This ruling creates more problems than it resolves

By Joshua Rozenberg, December 17, 2009

The difficulty of the JFS case, said Lord Mance, one of the Supreme Court judges who dismissed the school’s appeal, “is that the word ‘Jewish’ may refer to a people, race or ethnic group and/or to membership of a religion”.

Lord Pannick QC, for JFS, tried to persuade the court that it was only the latter — and that its definition was a matter of Jewish law alone.

But the problem he faced was the Race Relations Act 1996. This bans discrimination not just on grounds of race but also on grounds of ethnic or national origins.


My relief at the verdict for my son

By Father E, December 17, 2009

The father of the child at the centre of the JFS Supreme Court ruling who brought the original case against the school has spoken of his “relief” at this week’s decision.

The father, known as “E” for legal reasons, said: “I believe it’s important for people to know that the same Race Relations Act that provides such valued protection for Jews, as well as others, from ill-judged or misguided prejudices, also provides for the fair and equal treatment of all children within our educational system.


It's the right decision for the community

By Lucian Hudson and Danny Rich, December 17, 2009

Liberal Judaism wholeheartedly welcomes the Supreme Court decision.

Although arguably legally complex, this issue is for Liberal Jews a simple one: Jewish identity is a matter of sincere commitment, and genuine identification. Liberal Judaism has, therefore, right from the outset, supported those families who have felt discriminated against by the Jewish Free School (JFS) Board of Governors.


We will find the legislative remedy to this verdict

By Lord Jonathan Sacks, December 17, 2009

While disappointed that the Supreme Court, by the slimmest of majorities, was unable to find in favour of JFS, as a community we should be heartened by the fact that the court recognised the religious integrity of the school, the United Synagogue, the London Beth Din and our office.

The judges, without exception, were emphatic in denying that racism played any part in this case.

The most important outcome is a point made, one way or another, by eight of the nine judges, that there may be something wrong with race relations legislation as it stands.


Both glad and angry

By David Lightman, December 17, 2009

After battling to get my daughter into JFS for over five years, we now have victory. While there is a part of me that feels a huge sense of relief, my overriding sensation is one of sorrow, sadness and anger.

First, because things should never have gone to court, let alone the highest in the land.

For the past five years we tried to talk to the Chief Rabbi, the Beth Din and the Office of the Chief Rabbi, only to be met with silence. We would have chosen a private conversation, but the OCR and Beth Din ensured this could never happen.


The legal anomaly that split the judges

By Jon Benjamin, December 17, 2009
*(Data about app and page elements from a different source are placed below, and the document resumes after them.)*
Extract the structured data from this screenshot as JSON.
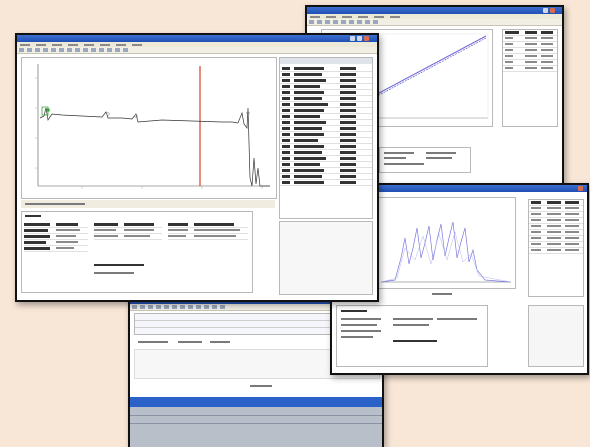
{
  "colors": {
    "background": "#f8e6d6",
    "title_bar": "#2a5bc4",
    "plot_red_marker": "#d8402a",
    "plot_blue": "#3a4fbf",
    "plot_purple": "#7a6ad8",
    "plot_green": "#3aa83a"
  },
  "windows": [
    {
      "id": "main-analysis-window",
      "title": ""
    },
    {
      "id": "calibration-window",
      "title": ""
    },
    {
      "id": "spectrum-window",
      "title": ""
    },
    {
      "id": "sequence-window",
      "title": ""
    }
  ],
  "icons": [
    "minimize-icon",
    "maximize-icon",
    "close-icon"
  ]
}
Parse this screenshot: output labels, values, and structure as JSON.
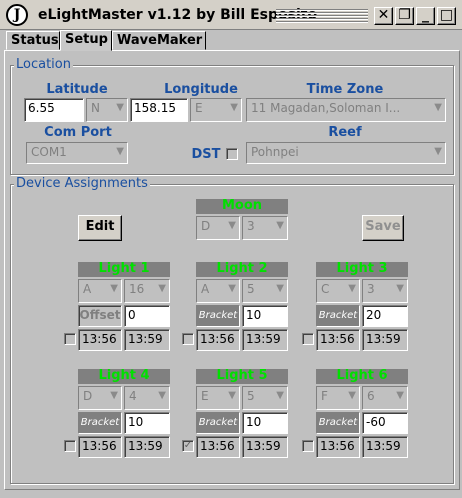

The popular perception is that judges make the law, but any first-year law student would quickly point out that this is not so. Judges interpret the laws made by Parliament and refer to past decisions either to support or distinguish their rulings.

Even so, the result can be that judges find themselves unable to work around the strict wording of a piece of legislation, and have to arrive at conclusions that seem unsatisfactory.

Perhaps no clearer example of this exists than this week’s decision of the Supreme Court in the JFS case.


The Iran game is heating up

By Tim Marshall, December 17, 2009

It is a tangled web that the world powers are weaving. Some are manoeuvring to ensnare the Iranians in a sanctions trap, others are constructing Tehran’s escape route. The Russians are doing both, simultaneously.


What broadband revolution?

By Simon Round, December 17, 2009

Recently I decided to upgrade my home internet capability — mainly so that I would be able to obtain accelerated access to the JC’s superb online coverage of the Jewish world… and also to watch the occasional edition of Top Gear on the iPlayer.


Israel: Foreign Office is prejudiced

By Andrew Roberts, December 17, 2009

One area of policy over which the Foreign Office has traditionally held great sway is in the question of royal visits. It is therefore no coincidence that, although the Queen has made more than 250 official overseas visits to 129 different countries during her reign, neither she nor one single member of the British royal family has ever been to Israel on an official visit.


The Charedim are not as uniform as we think

By Nathan Jeffay, December 17, 2009

Last Saturday, for the fifth week in a row, there was a Charedi protest outside Intel in Jerusalem — a show of fury against the computer-chip giant for keeping the plant running on Shabbat.

But Israelis’ interest in the protests seems to have declined. Demonstrators braving the cold to make their point have dwindled in number from 1,000-plus to around 200. Yet, if the issue is so fundamental --- multinational computer corporation under pressure to observe biblical law --- why has the campaign flagged?